Avoiding ISO 14971 Mistakes — Do You Really Understand The Term "Hazard"?

By Naveen Agarwal, Ph.D., principal and founder, Creative Analytics Solutions, LLC

Identification of hazards, hazardous situations, and harms is foundational to analyzing the risks associated with a medical device. Yet, these terms are often misunderstood and misapplied in the industry. As a result, there is a lot of confusion and inconsistency in the implementation of risk management systems to meet the requirements of ISO 14971.

In this first part of a three-part series, we will review the term “hazard” in detail, highlight a few areas of confusion, and illustrate a few examples to facilitate a better understanding and its application in risk analysis.

ISO 14971:2019 defines a hazard as a potential source of harm. What does that mean? Is it a thing, an action, or an activity?
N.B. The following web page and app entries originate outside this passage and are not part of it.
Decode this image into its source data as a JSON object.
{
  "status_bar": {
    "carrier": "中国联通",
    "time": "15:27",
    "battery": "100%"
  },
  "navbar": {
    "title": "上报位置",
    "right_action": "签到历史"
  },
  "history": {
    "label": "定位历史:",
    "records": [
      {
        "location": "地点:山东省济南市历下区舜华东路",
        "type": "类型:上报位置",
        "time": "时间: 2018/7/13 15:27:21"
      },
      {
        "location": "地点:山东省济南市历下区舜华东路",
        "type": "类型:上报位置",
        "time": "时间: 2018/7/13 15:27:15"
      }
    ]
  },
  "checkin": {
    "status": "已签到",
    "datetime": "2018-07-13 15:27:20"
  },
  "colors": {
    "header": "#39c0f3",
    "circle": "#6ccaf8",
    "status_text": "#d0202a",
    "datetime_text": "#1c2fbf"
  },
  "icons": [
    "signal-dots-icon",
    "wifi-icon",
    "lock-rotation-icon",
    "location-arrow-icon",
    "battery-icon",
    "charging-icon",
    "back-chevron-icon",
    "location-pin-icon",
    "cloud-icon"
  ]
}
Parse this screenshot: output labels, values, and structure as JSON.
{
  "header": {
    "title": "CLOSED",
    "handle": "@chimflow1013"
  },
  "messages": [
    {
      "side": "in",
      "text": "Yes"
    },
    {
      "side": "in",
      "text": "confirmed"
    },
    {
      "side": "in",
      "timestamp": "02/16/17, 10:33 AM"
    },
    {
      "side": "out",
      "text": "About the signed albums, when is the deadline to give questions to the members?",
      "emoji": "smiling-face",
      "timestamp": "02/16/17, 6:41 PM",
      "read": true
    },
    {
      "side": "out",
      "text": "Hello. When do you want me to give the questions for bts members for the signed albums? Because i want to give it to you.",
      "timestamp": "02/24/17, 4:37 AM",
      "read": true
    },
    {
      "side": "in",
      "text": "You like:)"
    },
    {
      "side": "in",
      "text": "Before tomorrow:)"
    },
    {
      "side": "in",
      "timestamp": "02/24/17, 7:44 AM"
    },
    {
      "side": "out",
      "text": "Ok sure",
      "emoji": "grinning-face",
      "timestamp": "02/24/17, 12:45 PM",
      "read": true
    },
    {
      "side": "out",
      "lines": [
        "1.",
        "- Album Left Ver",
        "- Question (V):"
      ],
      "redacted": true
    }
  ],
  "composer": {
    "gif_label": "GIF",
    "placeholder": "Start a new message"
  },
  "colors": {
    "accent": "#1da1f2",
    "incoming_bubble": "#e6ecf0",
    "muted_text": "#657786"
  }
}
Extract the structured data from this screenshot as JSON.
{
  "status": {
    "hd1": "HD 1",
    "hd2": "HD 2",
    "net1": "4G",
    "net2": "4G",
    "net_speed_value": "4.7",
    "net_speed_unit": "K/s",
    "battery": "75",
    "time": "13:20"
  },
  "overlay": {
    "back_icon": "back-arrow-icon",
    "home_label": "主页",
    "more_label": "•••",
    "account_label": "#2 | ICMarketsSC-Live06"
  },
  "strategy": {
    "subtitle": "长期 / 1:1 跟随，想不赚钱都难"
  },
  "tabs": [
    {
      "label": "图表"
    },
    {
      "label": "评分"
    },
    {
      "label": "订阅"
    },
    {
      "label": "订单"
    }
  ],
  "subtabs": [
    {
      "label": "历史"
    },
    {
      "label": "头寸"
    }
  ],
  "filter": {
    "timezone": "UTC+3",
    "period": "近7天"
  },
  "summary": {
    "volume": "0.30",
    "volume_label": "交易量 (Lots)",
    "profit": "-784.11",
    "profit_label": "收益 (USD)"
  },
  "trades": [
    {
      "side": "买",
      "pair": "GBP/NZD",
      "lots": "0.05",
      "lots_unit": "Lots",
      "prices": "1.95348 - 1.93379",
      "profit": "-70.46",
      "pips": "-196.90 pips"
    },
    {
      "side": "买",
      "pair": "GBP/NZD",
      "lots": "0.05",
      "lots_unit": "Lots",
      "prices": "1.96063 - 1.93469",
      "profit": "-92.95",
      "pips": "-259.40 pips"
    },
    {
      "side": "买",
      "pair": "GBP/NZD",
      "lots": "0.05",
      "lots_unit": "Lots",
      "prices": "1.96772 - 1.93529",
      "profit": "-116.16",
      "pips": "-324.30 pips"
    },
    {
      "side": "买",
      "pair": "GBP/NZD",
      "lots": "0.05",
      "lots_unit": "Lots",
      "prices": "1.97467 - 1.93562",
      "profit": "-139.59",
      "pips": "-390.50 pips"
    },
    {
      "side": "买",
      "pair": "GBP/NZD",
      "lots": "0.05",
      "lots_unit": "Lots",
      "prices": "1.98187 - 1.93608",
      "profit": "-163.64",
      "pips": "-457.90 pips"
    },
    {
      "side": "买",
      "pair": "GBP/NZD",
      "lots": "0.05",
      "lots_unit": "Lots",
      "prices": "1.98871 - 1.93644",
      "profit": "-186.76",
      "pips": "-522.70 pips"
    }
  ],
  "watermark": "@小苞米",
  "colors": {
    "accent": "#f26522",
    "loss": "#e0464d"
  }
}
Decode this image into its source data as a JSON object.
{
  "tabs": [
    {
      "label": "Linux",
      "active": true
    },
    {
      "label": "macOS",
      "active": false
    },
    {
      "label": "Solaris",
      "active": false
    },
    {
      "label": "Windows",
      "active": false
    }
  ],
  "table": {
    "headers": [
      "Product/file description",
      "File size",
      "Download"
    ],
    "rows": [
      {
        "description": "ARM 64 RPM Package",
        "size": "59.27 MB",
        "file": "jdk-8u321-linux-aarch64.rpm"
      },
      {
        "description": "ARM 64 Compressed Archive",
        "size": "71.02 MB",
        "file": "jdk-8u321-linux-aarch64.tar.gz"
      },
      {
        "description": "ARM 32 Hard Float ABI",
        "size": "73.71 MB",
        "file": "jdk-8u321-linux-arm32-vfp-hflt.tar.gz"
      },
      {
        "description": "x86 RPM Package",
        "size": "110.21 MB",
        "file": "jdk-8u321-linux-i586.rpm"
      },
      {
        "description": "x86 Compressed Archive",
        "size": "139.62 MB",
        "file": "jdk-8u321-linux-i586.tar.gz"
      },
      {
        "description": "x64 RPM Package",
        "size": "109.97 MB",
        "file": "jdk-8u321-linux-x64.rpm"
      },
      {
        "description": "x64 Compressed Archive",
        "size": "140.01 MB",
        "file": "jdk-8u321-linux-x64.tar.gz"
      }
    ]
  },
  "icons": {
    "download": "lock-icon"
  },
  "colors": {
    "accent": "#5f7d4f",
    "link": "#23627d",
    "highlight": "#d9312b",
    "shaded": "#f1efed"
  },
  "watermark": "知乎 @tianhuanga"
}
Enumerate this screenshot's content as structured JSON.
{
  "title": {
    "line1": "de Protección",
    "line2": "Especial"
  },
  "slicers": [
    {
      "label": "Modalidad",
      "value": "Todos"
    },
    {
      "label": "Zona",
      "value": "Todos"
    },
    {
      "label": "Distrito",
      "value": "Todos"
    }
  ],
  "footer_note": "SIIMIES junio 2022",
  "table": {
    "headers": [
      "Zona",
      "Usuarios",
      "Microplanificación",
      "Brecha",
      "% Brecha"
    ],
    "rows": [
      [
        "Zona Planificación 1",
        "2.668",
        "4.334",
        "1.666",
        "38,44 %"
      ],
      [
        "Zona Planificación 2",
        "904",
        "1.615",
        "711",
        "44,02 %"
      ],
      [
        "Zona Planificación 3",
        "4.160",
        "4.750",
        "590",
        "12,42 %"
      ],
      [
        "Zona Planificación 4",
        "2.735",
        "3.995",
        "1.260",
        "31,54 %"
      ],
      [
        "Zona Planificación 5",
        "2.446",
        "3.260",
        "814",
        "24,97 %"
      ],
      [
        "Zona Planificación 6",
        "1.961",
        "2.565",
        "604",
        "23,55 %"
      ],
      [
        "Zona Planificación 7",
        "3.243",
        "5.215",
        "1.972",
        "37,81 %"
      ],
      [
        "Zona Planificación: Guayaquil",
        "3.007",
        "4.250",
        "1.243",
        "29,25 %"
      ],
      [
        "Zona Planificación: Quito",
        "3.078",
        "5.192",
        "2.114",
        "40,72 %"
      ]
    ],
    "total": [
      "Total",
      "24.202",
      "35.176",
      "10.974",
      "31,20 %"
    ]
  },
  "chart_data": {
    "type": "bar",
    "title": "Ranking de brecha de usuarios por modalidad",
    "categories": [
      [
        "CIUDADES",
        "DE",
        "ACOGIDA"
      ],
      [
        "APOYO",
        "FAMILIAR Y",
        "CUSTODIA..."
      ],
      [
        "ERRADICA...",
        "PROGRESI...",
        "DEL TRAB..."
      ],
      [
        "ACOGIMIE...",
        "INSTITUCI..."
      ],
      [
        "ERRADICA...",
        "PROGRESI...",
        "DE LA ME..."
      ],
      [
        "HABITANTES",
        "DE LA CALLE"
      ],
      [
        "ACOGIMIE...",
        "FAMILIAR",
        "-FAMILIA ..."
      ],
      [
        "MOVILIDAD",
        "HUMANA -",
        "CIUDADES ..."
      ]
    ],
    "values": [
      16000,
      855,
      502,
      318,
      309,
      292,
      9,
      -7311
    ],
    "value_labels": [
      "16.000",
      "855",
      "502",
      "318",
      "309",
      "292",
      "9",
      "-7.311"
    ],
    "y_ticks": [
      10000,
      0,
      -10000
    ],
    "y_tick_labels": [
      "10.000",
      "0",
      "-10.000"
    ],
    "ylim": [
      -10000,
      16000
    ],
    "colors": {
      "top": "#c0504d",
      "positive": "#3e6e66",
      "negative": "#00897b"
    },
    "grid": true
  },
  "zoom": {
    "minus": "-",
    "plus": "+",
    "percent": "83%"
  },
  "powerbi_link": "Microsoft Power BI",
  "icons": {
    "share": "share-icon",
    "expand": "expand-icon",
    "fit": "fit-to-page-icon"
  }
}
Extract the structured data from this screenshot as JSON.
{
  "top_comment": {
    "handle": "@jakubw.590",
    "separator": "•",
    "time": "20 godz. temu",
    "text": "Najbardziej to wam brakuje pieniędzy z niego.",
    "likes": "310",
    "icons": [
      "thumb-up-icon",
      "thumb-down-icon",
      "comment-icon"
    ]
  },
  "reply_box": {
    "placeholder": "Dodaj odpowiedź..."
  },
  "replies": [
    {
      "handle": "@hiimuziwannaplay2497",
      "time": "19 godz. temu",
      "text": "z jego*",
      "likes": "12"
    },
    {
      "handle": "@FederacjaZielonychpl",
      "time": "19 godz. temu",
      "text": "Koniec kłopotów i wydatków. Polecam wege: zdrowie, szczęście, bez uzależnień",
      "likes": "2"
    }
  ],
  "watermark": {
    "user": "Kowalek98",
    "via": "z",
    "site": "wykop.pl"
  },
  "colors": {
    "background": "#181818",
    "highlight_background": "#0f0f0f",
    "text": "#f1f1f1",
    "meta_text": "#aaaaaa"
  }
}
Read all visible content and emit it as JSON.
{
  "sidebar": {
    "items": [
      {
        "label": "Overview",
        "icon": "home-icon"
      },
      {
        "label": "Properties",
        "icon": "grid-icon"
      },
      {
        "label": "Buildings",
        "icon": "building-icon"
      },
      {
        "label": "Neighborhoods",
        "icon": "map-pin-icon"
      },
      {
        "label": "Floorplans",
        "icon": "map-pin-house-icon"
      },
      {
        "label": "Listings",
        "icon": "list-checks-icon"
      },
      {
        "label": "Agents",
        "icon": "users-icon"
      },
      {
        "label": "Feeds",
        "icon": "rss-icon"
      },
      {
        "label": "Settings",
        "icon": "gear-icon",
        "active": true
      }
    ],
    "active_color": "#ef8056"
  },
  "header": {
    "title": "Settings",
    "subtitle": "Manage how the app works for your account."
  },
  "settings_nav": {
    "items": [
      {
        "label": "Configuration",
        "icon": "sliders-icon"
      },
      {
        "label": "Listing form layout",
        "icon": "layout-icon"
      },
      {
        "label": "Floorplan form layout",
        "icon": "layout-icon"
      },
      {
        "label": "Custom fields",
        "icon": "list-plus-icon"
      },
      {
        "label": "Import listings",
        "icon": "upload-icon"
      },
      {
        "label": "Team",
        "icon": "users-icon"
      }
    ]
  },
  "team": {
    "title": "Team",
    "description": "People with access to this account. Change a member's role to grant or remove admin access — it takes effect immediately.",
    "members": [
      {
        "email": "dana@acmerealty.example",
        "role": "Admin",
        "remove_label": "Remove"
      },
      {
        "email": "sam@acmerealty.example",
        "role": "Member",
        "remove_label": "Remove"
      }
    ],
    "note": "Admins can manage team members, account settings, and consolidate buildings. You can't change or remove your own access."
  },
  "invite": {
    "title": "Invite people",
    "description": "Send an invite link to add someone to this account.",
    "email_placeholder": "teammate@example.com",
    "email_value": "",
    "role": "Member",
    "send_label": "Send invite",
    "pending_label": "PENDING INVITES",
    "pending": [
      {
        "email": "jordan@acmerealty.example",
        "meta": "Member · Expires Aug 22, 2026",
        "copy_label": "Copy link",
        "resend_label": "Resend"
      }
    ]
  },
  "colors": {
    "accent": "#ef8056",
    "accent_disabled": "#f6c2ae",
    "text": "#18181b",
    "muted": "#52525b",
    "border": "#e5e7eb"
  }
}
Well, it could be anything that could result in harm. A hazard doesn’t always lead to harm, but it can.

Fire is a hazard because it can cause a severe burn. Driving is a hazardous activity because it can lead to injury or death from a crash. Surgery is also inherently hazardous because it can lead to many different complications, either during or after a procedure.

A medical device and its use present many different hazards to patients and medical personnel. It is important to identify and clearly define these hazards, especially in the early phase of product development, so they can be appropriately controlled to minimize the risk of harm.

A common practice in the medical industry utilizes the failure mode effects analysis (FMEA) tool to identify potential device failures, failure modes, and their causes and effects. Another commonly used tool is fault tree analysis (FTA), which traces all the potential causes and faults to a topline event of significance, such as a harm or a hazardous situation.

Although these are highly useful tools for engineering analysis, they are not sufficiently effective in analyzing risks of harm from the perspective of ISO 14971. While device failures or faults may lead to a hazardous situation, where one or more hazards may be active, this is not always the case. Harm can occur even when there is no device failure.

This is why understanding the term “hazard” and how it differs from a fault, failure, or failure mode is important. Watch this video for a deeper analysis of this key concept and share your questions or comments below.

About The Author:

NaveenNaveen Agarwal began his consulting practice in 2017, with the goal of helping medical companies build safe products through quality systems that are not only compliant to regulatory requirements but also focused on the needs of patients and physicians. He has 20 years of industry experience in leadership roles ranging from R&D to product quality and business analytics. As a result, he has a broad and deep expertise in all of the core functions involved in the lifecycle of medical products. His consulting practice focuses on problem-solving in the areas of risk management, quality systems, customer experience, and quality culture. You can view other videos by Agarwal on his YouTube channel, email him at, and connect with him on LinkedIn.